On this form Algeria must be favourites to win the 2015 African Cup of Nations

The Desert Foxes' performances were a shining light in a dark World Cup for African teams.
Germany's Shkodran Mustafi, right, and Algeria's El Arbi Hillel Soudani go for a header during the World Cup round of 16 soccer match between Germany and Algeria at the Estadio Beira-Rio in Porto Alegre, Brazil, Monday, June 30, 2014. Fabrizio Bensch / AP Photo
Germany's Shkodran Mustafi, right, and Algeria's El Arbi Hillel Soudani go for a header during the World Cup round of 16 soccer match between Germany and Algeria at the Estadio Beira-Rio in Porto Alegre, Brazil, Monday, June 30, 2014. Fabrizio Bensch / AP Photo

PORTO ALEGRE // There was crass talk this week that Africa had used up all its World Cup credit four years ago. How else should we explain this summer’s wretched performances by Cameroon, the all-too-predictable capitulation by Ivory Coast, the ridiculous live coverage of US$3 million being transported to the Ghanaian team to pay appearance fees or the threats of a training boycott by Nigeria ahead of their last-16 tie with France?

Yet finally – heroically – Algeria provided a positive to remember about Africa’s involvement in this absorbing tournament in Brazil. After becoming the first side from their continent to score four times in a World Cup match and then progressing to the knock-out stages for the first time in their history, Vahid Halilhodzic’s team added another memorable achievement with a superhuman effort against a Germany side many expect to lift the trophy on July 13.

For the latest reports, comment and reaction from Brazil, visit thenational.ae/worldcup

On Monday, under the cold night sky of Porto Alegre, the Desert Foxes did not rely on cunning as they stood toe-to-toe with one of the world’s great footballing juggernauts.
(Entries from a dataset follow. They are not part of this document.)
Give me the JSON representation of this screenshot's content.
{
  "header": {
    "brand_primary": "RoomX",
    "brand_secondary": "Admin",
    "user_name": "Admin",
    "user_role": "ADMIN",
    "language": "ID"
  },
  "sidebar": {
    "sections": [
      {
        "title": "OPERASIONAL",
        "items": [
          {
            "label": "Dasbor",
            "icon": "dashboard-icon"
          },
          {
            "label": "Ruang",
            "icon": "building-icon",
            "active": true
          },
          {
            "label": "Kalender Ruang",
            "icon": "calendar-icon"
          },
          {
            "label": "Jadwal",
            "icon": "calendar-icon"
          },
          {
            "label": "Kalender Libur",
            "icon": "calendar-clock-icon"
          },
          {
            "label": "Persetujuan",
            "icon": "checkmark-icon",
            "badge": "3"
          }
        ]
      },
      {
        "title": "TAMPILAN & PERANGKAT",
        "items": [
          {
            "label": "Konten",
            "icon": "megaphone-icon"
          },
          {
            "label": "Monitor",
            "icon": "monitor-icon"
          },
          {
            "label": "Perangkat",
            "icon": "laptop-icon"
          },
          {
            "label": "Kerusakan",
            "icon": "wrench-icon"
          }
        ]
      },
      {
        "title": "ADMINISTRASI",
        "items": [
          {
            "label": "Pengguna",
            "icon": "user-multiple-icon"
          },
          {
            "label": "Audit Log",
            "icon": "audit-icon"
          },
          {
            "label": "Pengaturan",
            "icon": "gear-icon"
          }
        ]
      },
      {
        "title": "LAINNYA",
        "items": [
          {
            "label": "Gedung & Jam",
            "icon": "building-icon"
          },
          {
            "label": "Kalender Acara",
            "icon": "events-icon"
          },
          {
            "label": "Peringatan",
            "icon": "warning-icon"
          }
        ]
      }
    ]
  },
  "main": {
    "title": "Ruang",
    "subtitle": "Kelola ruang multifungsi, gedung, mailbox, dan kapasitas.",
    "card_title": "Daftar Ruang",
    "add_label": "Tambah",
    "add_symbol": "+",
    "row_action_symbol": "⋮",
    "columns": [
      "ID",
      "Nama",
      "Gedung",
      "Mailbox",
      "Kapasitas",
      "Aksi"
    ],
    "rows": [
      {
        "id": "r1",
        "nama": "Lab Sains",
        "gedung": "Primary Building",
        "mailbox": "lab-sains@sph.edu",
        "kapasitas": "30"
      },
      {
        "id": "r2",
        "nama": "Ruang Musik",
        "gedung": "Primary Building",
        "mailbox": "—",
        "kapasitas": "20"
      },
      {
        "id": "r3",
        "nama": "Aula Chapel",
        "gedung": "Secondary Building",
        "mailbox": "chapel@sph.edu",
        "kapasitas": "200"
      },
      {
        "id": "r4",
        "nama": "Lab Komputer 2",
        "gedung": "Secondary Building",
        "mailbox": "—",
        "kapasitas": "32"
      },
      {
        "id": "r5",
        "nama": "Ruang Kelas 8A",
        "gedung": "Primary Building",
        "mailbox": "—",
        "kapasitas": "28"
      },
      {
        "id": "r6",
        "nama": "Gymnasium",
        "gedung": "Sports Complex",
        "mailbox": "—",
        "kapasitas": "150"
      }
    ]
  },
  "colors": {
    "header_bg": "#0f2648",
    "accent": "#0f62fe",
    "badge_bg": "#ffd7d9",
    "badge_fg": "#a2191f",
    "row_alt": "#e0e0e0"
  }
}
They instead showed the age-old characteristics of all teams deserving of unerring respect: spirit, determination, belief and and an ability to, together, transform into more than the sum of their parts.

There is no shame in the fact the Arab world’s only representatives lost – 2-1 after extra time. Instead there should be great pride in the way they played. This is a team that throughout the line-up, from goalkeeper Rais Mbolhi to forward El Arabi Soudani, proved their conviction and confirmed they deserved to be among the last 16 teams at this World Cup.

Were it not for a frustrating lack of finishing in the opening 20 minutes, Algeria could have pulled off a win that would have been impossible to call undeserved.

They swarmed the pitch, they poked and probed, they regularly outpaced their superior opponents before eventually falling to two extra-time goals.

Yet never let it be said they ran out of steam. Even as the referee was putting his whistle to his lips after 120 minutes, Algeria were rampaging forward to fire an unstoppable drive past Manuel Neuer.

Sure, they go home, but they do so with their heads held high and a bright future beckoning. Madjid Bougherra, the country’s captain, was already talking of winning the African Cup of Nations in 2015 and so well he should be.

If Algeria continue to show the passion and persistence they produced in Porto Alegre, they will arrive in Morocco as favourites. And surely leave as champions.

gmeenaghan@thenational.ae

Follow us on Twitter at SprtNationalUAE

Published: July 1, 2014 04:00 AM

SHARE

Editor's Picks
NEWSLETTERS
Sign up to:

* Please select one